#17 Quince Cream – 7.5/10. Anything with quince is OK by me! I’m starting to get sick of all these calories though!

#16 Palastine Soup

OK. Something with Jerusalem artichokes…
…(#16) Palestine soup. Brilliant. FYI Jerusalem artichokes have nothing to do with Jerusalem or artichokes. It was thought that they tasted similar to artichokes, but I don’t think they do. Jerusalem is a corruption of the word Girasole, which is the Italian for sunflower. (I used to grow them in the garden of my old house, and their flowers are like tiny sunflowers.) They are a much under used vegetable – at one point, before the domestication of the potato, it was attempted to make the Jerusalem artichoke a staple crop.
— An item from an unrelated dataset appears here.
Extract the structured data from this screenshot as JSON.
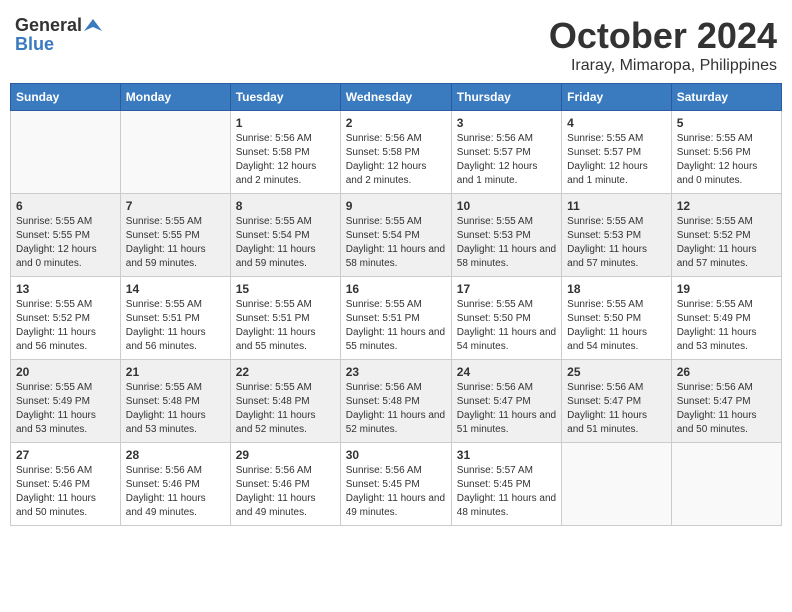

It was considered too strong in flavour, and what a shame!

The soup was pretty easy; start by blanching a pound of Jerusalem artichokes in boiling salted water so that the knobbly skins can be peeled away. Place the peeled artichokes in the cooking water to prevent them discolouring. Meanwhile, gently cook 4 ounces of chopped onion, a crushed garlic clove and an ounce of chopped celery. When soft, add two rashers of streaky bacon and then after two minutes add the artichokes and 2 ½ pints of chicken stock. Simmer until the artichokes are tender then blitz. Finally stir in two ounces (!) of double cream and two tablespoons of chopped parsley. And then serve, under the strict Grigson rules, with croutons. It made a lovely soup – really brought out the earthy flavour of the Jerusalem artichokes. It’s the best Grigson soup so far. I made a veggie version for Greg too using veggie bacon (!) and vegetable stock. It tasted as good as mine.

Greg says:
Palestine soup – This is my fave recipe to date I think. I had the girl version which Neil made in a separate pan using veg stock instead of chicken stock and veggie bacon instead of real piggy which meant my soup went a litle bit pink due to the colouring and smelt more like bacon than the real stuff! It was clearly the better of the two though possibly not admissbale under the strict Grigson regime. Anyways, the smoky bacony flavour together with the cream and that very specific Jersualem artichoke flavour was honestly amazing, if I’d had it in a restauarnt I would have been supremely chuffed. The croutons were alright but I could live without em, the fresh parsley is garnish enough. Wonderful . 9/10.

#16 Palestine Soup – 8.5/10. A brilliant winter-warmer! It should be part of everyone’s repertoire!